Hong Kong’s leaders must address the grievances fueling nearly two months of protests, the American Chamber of Commerce (AmCham) said yesterday, as the business community becomes increasingly alarmed by the chaos engulfing the financial hub.
The once stable territory is reeling from weeks of protests against the government that show no sign of abating.
What began as a mass display of opposition to an extradition bill in March has morphed into a wider pro-democracy movement that has thrown down the most significant challenge to Beijing’s authority since the former British colony returned to Chinese rule in 1997.
Moreover, there is growing frustration over the seeming inability — or unwillingness — of Beijing and the territory’s leaders to offer compromises or a solution that might end the political crisis.
AmCham said “a clear majority” of its members felt Hong Kong’s leaders needed to do more to address core protester demands, including an independent inquiry into the unrest and a permanent withdrawal of the extradition bill.
“The government should take immediate and tangible actions to address the root causes of recent demonstrations and restore confidence in the city’s status as Asia’s pre-eminent international business and financial centre,” it said in a statement.
AmCham president Tara Joseph said the administration of Hong Kong Chief Executive Carrie Lam (林鄭月娥) needed to “show clear leadership in meeting the expectations of Hong Kong people and in restoring the city’s international reputation for effective governance.”
“A clear majority of our membership surveyed over the past week said the government needs to address the underlying causes of the protests and not simply to paper over the cracks of social instability with a short-term law-and-order fix,” she added.
The statement follows a similar rebuke last week from the Hong Kong General Chamber of Commerce, which also called for a permanent shelving of the extradition bill and an inquiry.
Lam has faced growing criticism over her response to the crisis, both from opponents, but also within the civil service and the territory’s pro-Beijing establishment ranks.
Beyond agreeing to postpone the widely loathed extradition bill, she has made few compromises.
She has also made few public appearances in recent weeks, despite the unprecedented scenes of violence. Over the weekend she was pictured visiting a Chinese army barracks in the territory.
Beijing has backed Lam and issued increasingly shrill condemnations, dismissing protester grievances and portraying the rallies as a foreign-funded conspiracy.

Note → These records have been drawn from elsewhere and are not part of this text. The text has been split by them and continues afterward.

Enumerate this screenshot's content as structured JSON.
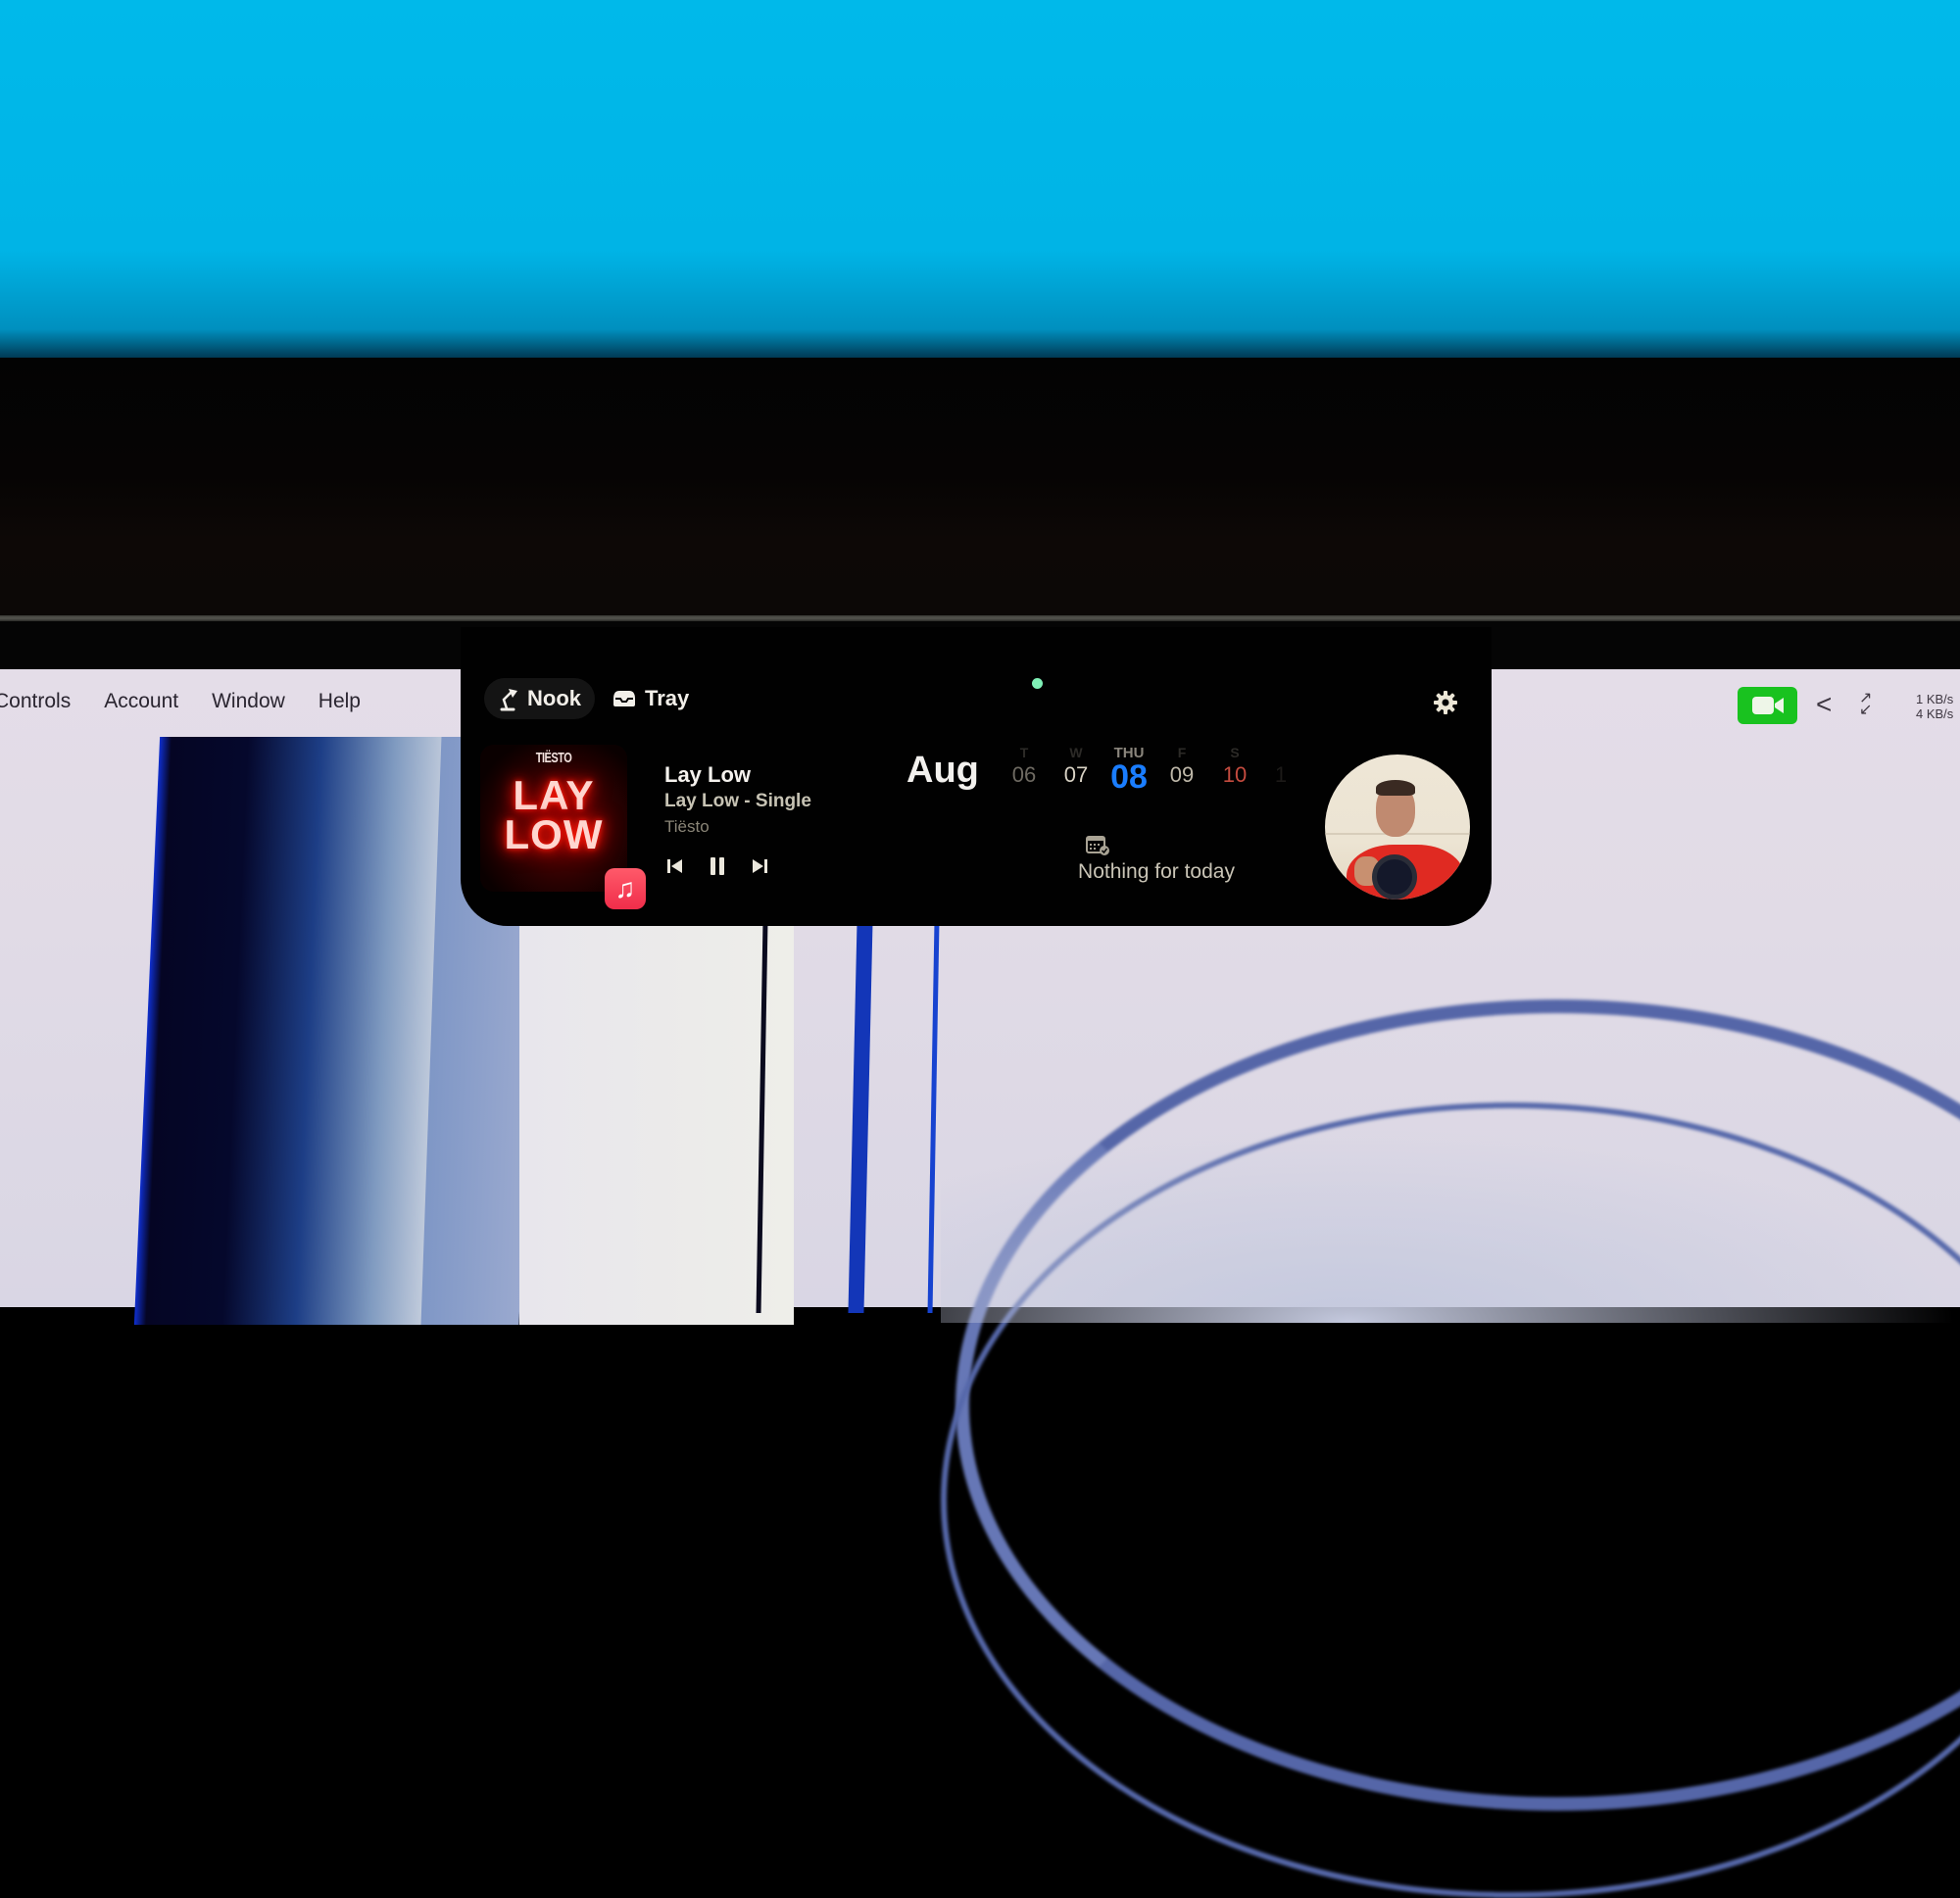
{
  "menubar_left": {
    "items": [
      "Controls",
      "Account",
      "Window",
      "Help"
    ]
  },
  "menubar_right": {
    "facetime_icon": "video-camera-icon",
    "facetime_color": "#19c21f",
    "chevron_icon": "chevron-left-icon",
    "chevron": "<",
    "arrows_icon": "expand-arrows-icon",
    "network_upload": "1 KB/s",
    "network_download": "4 KB/s"
  },
  "notch": {
    "tabs": [
      {
        "label": "Nook",
        "icon": "desk-lamp-icon",
        "active": true
      },
      {
        "label": "Tray",
        "icon": "tray-icon",
        "active": false
      }
    ],
    "status_dot_color": "#7ff0b6",
    "settings_icon": "gear-icon",
    "now_playing": {
      "album_art_artist": "TIËSTO",
      "album_art_title_line1": "LAY",
      "album_art_title_line2": "LOW",
      "source_app_icon": "apple-music-icon",
      "title": "Lay Low",
      "album": "Lay Low - Single",
      "artist": "Tiësto",
      "controls": [
        "previous",
        "pause",
        "next"
      ],
      "state": "playing"
    },
    "calendar": {
      "month": "Aug",
      "days": [
        {
          "label": "T",
          "number": "06",
          "state": "past"
        },
        {
          "label": "W",
          "number": "07",
          "state": "normal"
        },
        {
          "label": "THU",
          "number": "08",
          "state": "today"
        },
        {
          "label": "F",
          "number": "09",
          "state": "normal"
        },
        {
          "label": "S",
          "number": "10",
          "state": "weekend"
        },
        {
          "label": "",
          "number": "1",
          "state": "faded"
        }
      ],
      "accent_color": "#1a7dff",
      "weekend_color": "#c44b3f",
      "empty_icon": "calendar-check-icon",
      "empty_message": "Nothing for today"
    },
    "mirror_label": "camera-mirror"
  }
}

POINT-BLANK RANGE: Reporters and camera people from several outlets say police officers in Minneapolis had fired tear gas and rubber bullets directly at them Multiple journalists on the ground in Minnesota said they were teargassed and subject to other attacks by police on Saturday evening, a day after the widely condemned arrest of a CNN reporter live on air. Los Angeles Times journalist Molly Hennessy-Fiske, who was reporting outside the Fifth Precinct in Minneapolis, said she was with a group of about a dozen journalists when the Minnesota State Patrol “fired tear gas canisters on us at point blank range.” “I was saying: ‘Where do we go?’ They did not tell us where to go. They didn’t direct us. They just fired on us,” she said
For nearly a decade, the UN Security Council has been frequently paralyzed by Russia’s obstinacy over the Syrian crisis. Today, however, it is the US-China rivalry that has infected a growing array of issues, according to officials and diplomats. As recently as 2017, an understanding between Washington and Beijing allowed the UN on three occasions — involving separate sets of economic sanctions — to project international unity in the face of the North Korean nuclear threat. Three years later, the COVID-19 pandemic has seen a ferocious competition erupt between the UN’s two main contributors, prompting UN Secretary-General Antonio Guterres on May
INDIA Pride to be preserved The nation would not let its “pride be hurt” in its latest border flare-ups with China, but is determined to settle the dispute through talks, Minister of Defense Rajnath Singh said in a television interview late on Saturday. “Situations arise with China. It has happened before,” Singh said, adding that the government was striving to make sure “tension does not escalate.” The government has turned down US President Donald Trump’s offer to mediate, he said. IRAN Speaker says talks futile Newly elected Parliament Speaker Mohammad-Bagher Ghalibaf yesterday said that any negotiations with the US would be “futile.” The nation’s
PANDEMIC BIGOTRY? The convener of a community group said that COVID-19 did not cause racism in Australia, but the incidents were a symptom of a bigger issue Anti-Discrimination New South Wales (NSW) has recorded a surge in anti-Asian racism during the COVID-19 pandemic. The state anti-discrimination body said that it received 241 official complaints from Jan. 1 to April 30. Of those, 62 were on the grounds of race — an average of four complaints a week — including reports of people being abused or spat at in public, harassed for wearing a mask and car windows being smashed. Those statistics do not include more serious complaints referred to the NSW police, rather than Anti-Discrimination NSW. Anti-Discrimination NSW president Annabelle Bennett said that the agency had experienced an “increase in